Recovering from a loved one’s wrongful death is a traumatic process. However, it is important to ensure that the entity responsible for your loved ones untimely passing is brought to justice. In Florida, according to the Florida Wrongful Death Act, it is imperative that you take action against entities responsible for wrongful death within two years of the event. Compared to other personal injury cases, this is a small time frame. So it is important to act fast.
However, according to the law in Florida, only certain relatives of the deceased may bring a wrongful death suit to court. These relations include the following:
- Children (this may include children who have been born outside the wedlock of a mother, or outside the wedlock of a father, provided that there is evidence the father has taken legal responsibility for child support)
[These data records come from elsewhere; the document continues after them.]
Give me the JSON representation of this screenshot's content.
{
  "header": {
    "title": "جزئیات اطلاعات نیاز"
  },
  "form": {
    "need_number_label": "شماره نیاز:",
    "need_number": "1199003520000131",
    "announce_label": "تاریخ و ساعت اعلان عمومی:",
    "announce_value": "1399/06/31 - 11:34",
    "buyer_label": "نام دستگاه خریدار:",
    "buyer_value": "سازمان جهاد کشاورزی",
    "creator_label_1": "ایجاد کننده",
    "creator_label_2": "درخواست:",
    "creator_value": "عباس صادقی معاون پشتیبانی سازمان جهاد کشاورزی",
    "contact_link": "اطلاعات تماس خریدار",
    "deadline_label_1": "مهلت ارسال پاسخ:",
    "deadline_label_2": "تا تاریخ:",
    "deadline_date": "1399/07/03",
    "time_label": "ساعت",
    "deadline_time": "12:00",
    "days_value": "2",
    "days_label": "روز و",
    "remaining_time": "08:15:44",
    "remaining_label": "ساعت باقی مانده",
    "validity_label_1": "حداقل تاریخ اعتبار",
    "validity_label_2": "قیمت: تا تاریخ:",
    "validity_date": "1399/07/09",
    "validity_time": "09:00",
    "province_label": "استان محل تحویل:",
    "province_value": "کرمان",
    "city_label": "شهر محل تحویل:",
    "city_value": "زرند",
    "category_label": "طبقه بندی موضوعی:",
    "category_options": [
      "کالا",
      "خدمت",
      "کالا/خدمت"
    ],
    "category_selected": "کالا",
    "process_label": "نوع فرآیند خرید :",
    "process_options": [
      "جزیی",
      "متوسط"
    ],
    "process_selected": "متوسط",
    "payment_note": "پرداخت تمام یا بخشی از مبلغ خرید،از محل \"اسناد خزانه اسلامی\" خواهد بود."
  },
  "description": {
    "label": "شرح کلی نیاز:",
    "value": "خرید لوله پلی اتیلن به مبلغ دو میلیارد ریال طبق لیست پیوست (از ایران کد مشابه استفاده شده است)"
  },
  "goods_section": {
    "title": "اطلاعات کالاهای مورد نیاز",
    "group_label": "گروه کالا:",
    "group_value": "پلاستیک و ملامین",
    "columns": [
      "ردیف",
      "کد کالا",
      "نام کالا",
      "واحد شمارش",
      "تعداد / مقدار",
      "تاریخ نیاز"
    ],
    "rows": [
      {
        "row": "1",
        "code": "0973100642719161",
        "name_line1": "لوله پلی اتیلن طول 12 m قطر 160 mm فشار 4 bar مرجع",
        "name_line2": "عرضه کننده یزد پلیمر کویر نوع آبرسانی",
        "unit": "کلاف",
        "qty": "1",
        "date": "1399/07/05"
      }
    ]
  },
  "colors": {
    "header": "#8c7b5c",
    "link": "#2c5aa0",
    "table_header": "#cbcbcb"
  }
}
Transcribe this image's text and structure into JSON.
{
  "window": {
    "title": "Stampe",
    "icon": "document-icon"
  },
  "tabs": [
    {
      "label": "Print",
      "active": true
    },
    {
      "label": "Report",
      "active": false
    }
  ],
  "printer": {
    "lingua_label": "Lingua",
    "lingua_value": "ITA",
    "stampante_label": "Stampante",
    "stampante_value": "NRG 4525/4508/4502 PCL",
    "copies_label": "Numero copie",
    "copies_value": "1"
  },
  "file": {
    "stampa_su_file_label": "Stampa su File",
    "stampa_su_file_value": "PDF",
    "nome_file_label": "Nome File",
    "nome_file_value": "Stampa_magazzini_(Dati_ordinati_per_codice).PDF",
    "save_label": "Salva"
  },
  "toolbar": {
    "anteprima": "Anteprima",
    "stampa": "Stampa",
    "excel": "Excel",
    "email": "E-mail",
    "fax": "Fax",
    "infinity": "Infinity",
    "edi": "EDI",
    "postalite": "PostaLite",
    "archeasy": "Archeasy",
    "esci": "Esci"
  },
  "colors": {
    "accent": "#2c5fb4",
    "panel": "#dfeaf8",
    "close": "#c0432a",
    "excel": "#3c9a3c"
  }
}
- Any other dependant blood relatives
- Dependent adoptive brothers and sisters
In the event that you are in a position to file a wrongful death suit in Florida, you are considered a beneficiary or “survivor” of the deceased. There are many aspects of wrongful death that you can sue for. Chief among them is the pain and suffering that you have experienced due to your loved one’s wrongful death. Additionally, you may be able to recoup funeral costs, wage costs, loss of companionship, loss of guidance, and other damages that this wrongful death scenario has foisted upon you.
The idea of a wrongful death lawsuit is to ease the misfortunes of the survivors and in turn force the wrongdoers to take culpability for their actions.
This article is intended to educate you about wrongful death laws in Florida. It should not be taken as legal advice.